On 12 July the Portuguese Presidency issued a working document setting out its views on the options for a European patent litigation system. A meeting of the Council working group on patents took place on 20 July and further meetings are scheduled before the end of the year. The European Commission Communication issued on 3 April presented three options, namely the European Patent Litigation Agreement (EPLA), a Community court system and a Commission proposal for a compromise based on the EPLA which would be integrated within the Community’s jurisdiction. The Presidency working document addresses how these proposals could be implemented.

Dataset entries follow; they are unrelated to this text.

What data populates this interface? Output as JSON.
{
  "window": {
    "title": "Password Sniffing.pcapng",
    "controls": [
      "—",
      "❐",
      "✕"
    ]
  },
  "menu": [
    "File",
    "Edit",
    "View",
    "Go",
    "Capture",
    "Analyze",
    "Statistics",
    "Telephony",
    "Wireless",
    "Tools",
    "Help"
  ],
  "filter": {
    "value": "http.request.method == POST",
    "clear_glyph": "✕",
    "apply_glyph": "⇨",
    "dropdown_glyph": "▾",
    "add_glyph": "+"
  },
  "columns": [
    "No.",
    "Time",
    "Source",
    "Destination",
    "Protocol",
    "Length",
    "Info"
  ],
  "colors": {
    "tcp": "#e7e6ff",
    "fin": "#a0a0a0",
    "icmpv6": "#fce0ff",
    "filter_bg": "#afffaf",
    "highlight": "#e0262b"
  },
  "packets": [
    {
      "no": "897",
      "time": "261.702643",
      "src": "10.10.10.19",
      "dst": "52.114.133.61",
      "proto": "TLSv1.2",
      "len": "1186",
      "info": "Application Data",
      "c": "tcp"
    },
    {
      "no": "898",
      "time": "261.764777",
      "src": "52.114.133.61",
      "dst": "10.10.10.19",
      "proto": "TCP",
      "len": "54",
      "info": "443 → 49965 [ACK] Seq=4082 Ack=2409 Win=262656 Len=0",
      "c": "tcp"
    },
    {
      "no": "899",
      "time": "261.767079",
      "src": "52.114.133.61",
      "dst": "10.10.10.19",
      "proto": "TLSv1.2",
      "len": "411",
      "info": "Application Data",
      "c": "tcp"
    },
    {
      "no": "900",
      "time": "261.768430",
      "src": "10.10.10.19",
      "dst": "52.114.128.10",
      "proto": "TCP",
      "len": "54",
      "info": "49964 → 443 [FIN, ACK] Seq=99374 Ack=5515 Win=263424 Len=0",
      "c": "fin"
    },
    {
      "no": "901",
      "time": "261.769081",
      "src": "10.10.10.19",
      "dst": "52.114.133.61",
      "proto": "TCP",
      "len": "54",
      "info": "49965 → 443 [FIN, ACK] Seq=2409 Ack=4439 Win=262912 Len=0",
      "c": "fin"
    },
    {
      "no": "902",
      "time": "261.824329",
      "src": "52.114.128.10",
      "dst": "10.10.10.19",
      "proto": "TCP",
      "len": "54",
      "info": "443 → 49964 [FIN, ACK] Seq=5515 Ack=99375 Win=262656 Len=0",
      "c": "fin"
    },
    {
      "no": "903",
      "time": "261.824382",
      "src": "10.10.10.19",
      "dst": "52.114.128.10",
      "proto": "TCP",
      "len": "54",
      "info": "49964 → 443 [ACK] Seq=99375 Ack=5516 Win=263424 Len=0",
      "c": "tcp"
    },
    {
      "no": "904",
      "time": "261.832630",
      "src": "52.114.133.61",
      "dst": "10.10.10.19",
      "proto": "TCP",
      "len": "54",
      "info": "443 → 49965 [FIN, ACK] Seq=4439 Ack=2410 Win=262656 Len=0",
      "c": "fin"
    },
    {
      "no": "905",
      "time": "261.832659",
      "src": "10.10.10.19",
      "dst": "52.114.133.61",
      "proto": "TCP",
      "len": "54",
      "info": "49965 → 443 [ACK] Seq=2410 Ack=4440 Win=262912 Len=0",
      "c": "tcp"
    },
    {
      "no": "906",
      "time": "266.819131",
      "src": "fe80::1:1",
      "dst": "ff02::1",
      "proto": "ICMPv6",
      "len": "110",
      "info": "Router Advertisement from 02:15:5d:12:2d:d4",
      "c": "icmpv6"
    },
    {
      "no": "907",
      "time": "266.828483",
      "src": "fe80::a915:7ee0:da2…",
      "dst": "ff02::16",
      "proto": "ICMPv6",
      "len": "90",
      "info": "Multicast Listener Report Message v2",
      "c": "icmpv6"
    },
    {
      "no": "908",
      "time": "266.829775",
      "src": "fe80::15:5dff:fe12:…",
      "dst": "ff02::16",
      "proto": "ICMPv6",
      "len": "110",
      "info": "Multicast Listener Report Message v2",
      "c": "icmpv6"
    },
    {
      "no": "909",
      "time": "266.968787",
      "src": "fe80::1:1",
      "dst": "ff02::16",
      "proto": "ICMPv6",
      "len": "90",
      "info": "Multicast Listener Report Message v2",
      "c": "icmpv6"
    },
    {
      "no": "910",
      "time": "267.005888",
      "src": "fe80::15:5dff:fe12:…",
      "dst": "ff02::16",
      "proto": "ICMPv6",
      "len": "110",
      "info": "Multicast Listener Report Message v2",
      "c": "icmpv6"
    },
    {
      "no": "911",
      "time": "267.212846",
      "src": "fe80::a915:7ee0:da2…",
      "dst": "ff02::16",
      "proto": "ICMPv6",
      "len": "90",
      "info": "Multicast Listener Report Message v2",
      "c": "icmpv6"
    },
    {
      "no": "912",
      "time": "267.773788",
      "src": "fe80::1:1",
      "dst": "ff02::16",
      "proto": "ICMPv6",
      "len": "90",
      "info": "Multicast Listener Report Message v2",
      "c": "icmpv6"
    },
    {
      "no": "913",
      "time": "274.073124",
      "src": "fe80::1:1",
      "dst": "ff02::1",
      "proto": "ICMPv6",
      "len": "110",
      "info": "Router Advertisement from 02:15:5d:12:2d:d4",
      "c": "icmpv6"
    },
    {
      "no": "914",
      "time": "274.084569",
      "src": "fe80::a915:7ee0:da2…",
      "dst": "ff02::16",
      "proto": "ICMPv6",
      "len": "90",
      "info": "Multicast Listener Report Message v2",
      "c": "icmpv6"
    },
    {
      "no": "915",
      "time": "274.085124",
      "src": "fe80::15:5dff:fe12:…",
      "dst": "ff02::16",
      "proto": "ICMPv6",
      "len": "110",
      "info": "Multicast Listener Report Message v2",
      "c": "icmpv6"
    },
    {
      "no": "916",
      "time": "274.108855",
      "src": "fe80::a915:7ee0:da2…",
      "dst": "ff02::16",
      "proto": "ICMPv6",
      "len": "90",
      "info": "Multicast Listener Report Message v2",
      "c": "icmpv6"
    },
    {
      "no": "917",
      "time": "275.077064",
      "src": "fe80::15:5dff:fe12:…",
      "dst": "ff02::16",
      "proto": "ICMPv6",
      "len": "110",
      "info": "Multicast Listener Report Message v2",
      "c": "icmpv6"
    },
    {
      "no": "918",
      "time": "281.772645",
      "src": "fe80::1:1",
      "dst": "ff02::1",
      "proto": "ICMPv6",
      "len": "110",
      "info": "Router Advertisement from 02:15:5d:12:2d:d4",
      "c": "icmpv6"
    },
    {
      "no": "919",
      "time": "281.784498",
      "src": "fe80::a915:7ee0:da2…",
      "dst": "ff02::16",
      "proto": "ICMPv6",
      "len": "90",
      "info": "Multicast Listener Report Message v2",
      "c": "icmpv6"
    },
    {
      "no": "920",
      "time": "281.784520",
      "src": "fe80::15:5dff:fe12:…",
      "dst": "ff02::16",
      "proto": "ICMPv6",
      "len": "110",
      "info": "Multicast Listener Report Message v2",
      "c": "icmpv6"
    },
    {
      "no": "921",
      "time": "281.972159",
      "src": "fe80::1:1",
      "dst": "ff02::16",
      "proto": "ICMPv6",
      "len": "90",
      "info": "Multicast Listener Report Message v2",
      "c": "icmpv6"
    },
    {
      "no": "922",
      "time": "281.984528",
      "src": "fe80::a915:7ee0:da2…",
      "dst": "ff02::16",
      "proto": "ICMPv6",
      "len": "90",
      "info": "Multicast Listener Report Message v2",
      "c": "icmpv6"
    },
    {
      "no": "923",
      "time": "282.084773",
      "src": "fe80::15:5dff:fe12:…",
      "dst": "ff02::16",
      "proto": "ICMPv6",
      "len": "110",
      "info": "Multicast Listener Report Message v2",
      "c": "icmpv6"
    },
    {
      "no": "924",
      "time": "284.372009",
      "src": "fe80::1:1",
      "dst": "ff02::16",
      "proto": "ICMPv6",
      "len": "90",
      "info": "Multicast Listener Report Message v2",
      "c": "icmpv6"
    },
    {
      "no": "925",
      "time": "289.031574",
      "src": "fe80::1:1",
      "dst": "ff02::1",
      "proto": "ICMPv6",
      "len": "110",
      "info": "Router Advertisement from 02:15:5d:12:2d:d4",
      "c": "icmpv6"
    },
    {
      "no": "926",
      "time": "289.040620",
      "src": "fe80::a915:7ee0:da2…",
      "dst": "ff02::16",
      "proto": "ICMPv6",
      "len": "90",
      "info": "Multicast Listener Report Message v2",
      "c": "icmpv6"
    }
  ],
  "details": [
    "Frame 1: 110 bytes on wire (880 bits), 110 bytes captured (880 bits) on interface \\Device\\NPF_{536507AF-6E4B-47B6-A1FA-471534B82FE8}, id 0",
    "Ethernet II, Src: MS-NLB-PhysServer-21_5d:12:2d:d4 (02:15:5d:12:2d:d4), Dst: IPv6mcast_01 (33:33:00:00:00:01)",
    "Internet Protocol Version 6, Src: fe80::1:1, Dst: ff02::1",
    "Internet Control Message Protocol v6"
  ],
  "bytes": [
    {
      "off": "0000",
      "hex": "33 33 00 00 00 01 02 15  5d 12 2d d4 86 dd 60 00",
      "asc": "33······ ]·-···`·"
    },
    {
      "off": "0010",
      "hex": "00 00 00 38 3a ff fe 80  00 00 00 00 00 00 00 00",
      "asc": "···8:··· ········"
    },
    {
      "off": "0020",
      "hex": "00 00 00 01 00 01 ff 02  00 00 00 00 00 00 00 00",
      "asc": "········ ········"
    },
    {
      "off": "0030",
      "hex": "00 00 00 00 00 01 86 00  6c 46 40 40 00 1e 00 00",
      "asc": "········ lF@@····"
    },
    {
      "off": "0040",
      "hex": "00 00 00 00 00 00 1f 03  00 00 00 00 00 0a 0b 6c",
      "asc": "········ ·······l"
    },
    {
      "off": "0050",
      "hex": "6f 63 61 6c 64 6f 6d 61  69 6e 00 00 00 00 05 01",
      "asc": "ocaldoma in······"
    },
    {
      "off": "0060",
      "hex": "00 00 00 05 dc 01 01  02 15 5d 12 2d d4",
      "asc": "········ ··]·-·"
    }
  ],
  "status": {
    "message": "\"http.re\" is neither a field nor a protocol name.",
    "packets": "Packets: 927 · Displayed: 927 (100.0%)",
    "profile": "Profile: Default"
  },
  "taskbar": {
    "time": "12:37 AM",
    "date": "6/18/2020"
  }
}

Addressing the degree of decentralisation of the first instance courts, the Presidency suggested (a) a central division with a limited number of regional chambers in Member States depending on the number of cases and experience gathered (similar to the proposal in the EPLA) or (b) a limited number of national courts and tribunals of first instance designated by the Member States, drawing upon the Community Patents Protocol on litigation. These proposals would allow patent tribunals to be available in all Member States, using existing infrastructures. Although the Presidency proposals do not address the composition of the judicial panels sitting in such national Courts, it is conceivable that the panels could be composed of a local patents judge and two “travelling patents judges” thereby conferring uniformity of approach across the first instance courts.
Addressing the second instance courts, the Presidency reported that there is consensus among Member States that there should be a centralised appeal court dealing with both matters of fact and law in relation to both infringement and validity. On the question of how the appeal court would be linked with the Community judicature the Presidency suggested that one option would be to establish a specialised patent litigation chamber at the Court of First Instance (CFI) and/or European Court of Justice (ECJ). Alternatively an independent appeal court could be established, but allowing the ECJ to address principles of law on matters covered by Community legislation.
The Presidency pointed out the need for technical expertise in the courts and suggested technical judges or nonvoting technical assistants (scientific advisers).
With regard to the allocation of cases the Presidency envisaged that the jurisdictional rules of the first instance courts will follow Regulation 44/2001 (the Brussels I Regulation) with necessary modifications to permit jurisdiction over validity in counterclaims along the lines of the Community Trade Mark Regulation 40/94. The working document does not address actions for revocation alone, which under the Brussels I Regulation would have to be brought in the State of registration of the patent.
It is understood that the Council working group aims to have conclusions on these matters, and others, by the Competitiveness Council meeting on 26/27 November.